His most Chekhovian tales are “The Mill” and “The Waves of the Sea,” the latter of which is about a geologist who became a priest late in life, and who starts to see the long game: “They’re doing his cardiogram. While observing what the nurse is up to, Father Sergius looks at his own bare chest and its sparse fair hair as if it belonged to somebody else. The way you look at your home when you have visitors whom you don’t know very well.” Sharing a room with an expiring, melodramatic writer, Sergius learns “‘what isn’t written doesn’t exist. Like it never happened. Can’t you see?’” He sees, and then begins his first story, “The priest had a dog…”

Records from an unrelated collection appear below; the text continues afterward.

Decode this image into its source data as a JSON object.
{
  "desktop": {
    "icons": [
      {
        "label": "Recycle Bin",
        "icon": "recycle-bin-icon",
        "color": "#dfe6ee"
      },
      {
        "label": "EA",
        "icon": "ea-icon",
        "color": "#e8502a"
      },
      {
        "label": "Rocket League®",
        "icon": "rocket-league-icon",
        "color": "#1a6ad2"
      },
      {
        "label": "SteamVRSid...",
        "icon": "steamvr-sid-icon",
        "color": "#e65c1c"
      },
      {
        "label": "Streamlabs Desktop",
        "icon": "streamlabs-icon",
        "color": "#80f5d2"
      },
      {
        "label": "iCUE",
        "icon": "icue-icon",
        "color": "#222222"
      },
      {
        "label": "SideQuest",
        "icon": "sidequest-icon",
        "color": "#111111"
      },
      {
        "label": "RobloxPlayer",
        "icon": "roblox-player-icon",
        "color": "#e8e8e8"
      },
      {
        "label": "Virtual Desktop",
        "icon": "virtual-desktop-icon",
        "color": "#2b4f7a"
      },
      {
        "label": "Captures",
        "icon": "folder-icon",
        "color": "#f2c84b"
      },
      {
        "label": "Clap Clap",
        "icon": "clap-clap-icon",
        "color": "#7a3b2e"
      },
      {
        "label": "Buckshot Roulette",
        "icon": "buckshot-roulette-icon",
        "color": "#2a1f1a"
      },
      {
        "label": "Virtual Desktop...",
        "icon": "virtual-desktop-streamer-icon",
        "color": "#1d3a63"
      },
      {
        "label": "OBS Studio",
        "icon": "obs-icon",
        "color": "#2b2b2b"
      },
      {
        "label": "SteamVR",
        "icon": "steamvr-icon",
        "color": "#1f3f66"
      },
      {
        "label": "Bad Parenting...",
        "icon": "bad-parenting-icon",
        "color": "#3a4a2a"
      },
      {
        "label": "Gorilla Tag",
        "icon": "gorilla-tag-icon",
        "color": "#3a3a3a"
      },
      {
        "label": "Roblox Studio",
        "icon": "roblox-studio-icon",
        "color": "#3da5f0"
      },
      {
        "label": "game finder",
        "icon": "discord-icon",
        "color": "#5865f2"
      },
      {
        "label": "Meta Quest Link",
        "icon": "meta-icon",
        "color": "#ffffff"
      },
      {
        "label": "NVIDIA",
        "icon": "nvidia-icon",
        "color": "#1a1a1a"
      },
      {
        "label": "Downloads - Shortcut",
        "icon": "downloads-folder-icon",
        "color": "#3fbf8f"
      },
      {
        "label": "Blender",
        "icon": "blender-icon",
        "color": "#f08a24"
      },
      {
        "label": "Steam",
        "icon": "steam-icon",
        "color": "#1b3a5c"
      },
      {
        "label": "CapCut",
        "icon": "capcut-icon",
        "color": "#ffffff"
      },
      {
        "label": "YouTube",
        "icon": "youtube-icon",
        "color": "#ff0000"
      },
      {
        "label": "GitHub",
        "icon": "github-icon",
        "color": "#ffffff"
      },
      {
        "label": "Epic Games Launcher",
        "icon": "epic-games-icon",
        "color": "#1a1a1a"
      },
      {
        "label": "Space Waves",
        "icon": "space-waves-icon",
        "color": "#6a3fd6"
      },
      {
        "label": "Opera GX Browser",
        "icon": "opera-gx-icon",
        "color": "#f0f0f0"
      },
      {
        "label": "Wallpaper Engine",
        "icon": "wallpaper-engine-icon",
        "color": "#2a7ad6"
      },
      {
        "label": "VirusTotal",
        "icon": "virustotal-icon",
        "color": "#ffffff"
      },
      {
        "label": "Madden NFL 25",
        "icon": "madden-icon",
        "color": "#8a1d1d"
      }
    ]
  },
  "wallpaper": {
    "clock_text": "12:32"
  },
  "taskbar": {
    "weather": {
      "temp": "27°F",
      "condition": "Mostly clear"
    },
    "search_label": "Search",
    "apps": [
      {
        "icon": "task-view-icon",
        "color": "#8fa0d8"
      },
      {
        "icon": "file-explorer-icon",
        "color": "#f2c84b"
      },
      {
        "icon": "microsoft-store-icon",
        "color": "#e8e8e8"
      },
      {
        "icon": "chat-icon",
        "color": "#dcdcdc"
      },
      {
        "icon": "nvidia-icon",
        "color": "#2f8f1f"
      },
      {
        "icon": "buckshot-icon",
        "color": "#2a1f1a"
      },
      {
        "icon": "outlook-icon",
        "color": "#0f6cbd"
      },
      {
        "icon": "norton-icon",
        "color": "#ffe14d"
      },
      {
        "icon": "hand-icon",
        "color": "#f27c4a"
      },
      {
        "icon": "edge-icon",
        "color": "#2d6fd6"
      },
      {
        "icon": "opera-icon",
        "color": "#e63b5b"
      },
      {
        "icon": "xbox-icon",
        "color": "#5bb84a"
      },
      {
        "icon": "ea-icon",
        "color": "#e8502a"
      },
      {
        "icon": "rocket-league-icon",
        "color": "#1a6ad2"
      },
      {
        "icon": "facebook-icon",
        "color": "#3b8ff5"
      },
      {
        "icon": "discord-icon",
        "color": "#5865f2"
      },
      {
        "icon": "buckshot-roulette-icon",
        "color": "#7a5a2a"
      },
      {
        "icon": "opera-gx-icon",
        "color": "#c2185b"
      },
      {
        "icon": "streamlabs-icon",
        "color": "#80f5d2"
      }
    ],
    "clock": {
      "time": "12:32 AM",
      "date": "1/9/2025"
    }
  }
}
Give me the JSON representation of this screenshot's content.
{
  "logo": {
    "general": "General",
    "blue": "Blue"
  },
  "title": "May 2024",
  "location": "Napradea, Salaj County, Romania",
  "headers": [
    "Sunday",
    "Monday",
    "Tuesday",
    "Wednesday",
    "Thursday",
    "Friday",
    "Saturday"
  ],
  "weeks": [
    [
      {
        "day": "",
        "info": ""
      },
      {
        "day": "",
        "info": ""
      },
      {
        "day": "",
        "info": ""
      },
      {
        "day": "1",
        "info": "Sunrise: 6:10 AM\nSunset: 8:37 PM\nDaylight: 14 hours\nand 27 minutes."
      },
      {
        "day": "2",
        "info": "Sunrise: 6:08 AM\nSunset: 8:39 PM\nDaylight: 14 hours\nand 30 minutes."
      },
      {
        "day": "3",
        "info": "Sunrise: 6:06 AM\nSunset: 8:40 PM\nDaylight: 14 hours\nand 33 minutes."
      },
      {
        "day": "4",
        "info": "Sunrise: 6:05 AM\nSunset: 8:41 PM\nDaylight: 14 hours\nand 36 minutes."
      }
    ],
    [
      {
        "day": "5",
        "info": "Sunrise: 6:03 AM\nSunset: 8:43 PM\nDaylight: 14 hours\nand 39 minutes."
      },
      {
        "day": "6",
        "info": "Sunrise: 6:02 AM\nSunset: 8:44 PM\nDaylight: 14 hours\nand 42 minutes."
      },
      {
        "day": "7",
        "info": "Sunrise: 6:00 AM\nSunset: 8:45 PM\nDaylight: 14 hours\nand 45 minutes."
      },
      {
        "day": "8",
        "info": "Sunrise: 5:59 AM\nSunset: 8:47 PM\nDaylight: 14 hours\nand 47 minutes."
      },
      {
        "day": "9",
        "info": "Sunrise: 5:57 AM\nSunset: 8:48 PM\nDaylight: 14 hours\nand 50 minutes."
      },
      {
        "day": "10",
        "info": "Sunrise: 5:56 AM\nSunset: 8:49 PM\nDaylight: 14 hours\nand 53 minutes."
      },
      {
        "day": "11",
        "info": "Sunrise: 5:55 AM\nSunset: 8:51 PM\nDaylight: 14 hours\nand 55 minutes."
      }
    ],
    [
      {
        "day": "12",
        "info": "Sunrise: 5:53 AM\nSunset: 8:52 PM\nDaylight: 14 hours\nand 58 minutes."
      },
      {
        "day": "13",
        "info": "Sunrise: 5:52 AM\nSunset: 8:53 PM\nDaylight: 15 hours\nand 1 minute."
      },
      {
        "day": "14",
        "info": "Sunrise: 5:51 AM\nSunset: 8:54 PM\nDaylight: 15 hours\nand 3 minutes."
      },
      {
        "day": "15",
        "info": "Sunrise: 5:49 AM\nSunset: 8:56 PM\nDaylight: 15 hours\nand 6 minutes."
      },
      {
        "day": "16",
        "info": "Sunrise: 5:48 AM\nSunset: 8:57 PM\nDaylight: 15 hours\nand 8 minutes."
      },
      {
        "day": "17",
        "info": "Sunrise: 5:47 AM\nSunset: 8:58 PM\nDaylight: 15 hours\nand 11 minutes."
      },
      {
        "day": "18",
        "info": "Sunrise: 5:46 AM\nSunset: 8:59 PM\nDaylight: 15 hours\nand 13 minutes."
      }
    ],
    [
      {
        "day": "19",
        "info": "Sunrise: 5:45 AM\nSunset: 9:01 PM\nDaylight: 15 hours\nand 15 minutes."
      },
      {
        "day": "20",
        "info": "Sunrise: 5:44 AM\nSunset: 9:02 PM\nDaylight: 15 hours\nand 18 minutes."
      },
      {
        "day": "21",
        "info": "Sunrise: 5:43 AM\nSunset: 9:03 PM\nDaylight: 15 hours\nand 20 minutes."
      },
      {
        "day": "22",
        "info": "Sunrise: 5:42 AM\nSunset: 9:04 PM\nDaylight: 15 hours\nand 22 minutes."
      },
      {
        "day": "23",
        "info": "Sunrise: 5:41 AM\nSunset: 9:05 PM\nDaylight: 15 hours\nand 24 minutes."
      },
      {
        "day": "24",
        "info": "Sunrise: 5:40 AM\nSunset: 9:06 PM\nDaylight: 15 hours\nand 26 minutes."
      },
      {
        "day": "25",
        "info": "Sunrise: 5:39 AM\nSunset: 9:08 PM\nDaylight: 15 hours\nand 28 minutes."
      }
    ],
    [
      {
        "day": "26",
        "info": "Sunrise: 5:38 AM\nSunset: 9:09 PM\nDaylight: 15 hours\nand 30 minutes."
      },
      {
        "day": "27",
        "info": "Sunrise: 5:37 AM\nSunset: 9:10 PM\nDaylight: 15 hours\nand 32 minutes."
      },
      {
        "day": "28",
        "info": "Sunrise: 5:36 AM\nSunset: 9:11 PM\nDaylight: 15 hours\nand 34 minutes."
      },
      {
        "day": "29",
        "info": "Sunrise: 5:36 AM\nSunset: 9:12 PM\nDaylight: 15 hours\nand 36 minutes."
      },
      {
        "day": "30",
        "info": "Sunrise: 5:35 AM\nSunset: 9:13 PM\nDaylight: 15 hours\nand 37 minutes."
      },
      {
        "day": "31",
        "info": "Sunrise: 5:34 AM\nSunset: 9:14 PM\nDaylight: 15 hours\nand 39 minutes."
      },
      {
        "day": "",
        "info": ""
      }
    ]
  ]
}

A few years ago, an English doctor, Michael Honig, published The Senility of Vladimir P., which still seems to me the best biography yet of Putin, even though it’s a novel and takes place in the 2030s when “the man without a face” (as Masha Gessen described him in her biography) is in the midst of dementia. It’s the most informative account I’ve read of dementia, and, to my utter surprise, there are moments where we even feel sorry for Putin, as for any fellow human. Osipov attempts something of the same here in the heartbreaking “Good People,” but with a kindly woman who keeps catching glimpses of her life as if from a distance: “Some of the islands in her mind are safe, solid.”
There are the provincial stories (“Here nobody has any secrets. Just like in heaven.”) and the Moscow stories, wherein if you don’t watch out you’ll rub elbows with a mini-oligarch. “We’re compelled, clearly,” Osipov writes in the introductory “The Cry of the Domestic Fowl: In Lieu of a Foreword,” “to love not only those we are close to — our fellow domestic birds — but our wider surroundings, too: the people and the place. And to do this one must notice, recall, invent.” What most attracts Svetlana Alexievich, the Nobel Prize winner from Belarus who contributes the short preface, is that Osipov’s stories “leave you thinking how difficult it is to love humanity — wonderful, repulsive, and terrifying as it is — but in order to stay human, that’s exactly what you must do: You must love man.”
I don’t jump on every Russian literary bandwagon I see wheeling past, but I’ll jump on this one.
Note: In the interest of full disclosure, Boris Dralyuk, one of the translators of Rock, Paper, Scissors: And Other Stories, is the executive editor of the Los Angeles Review of Books.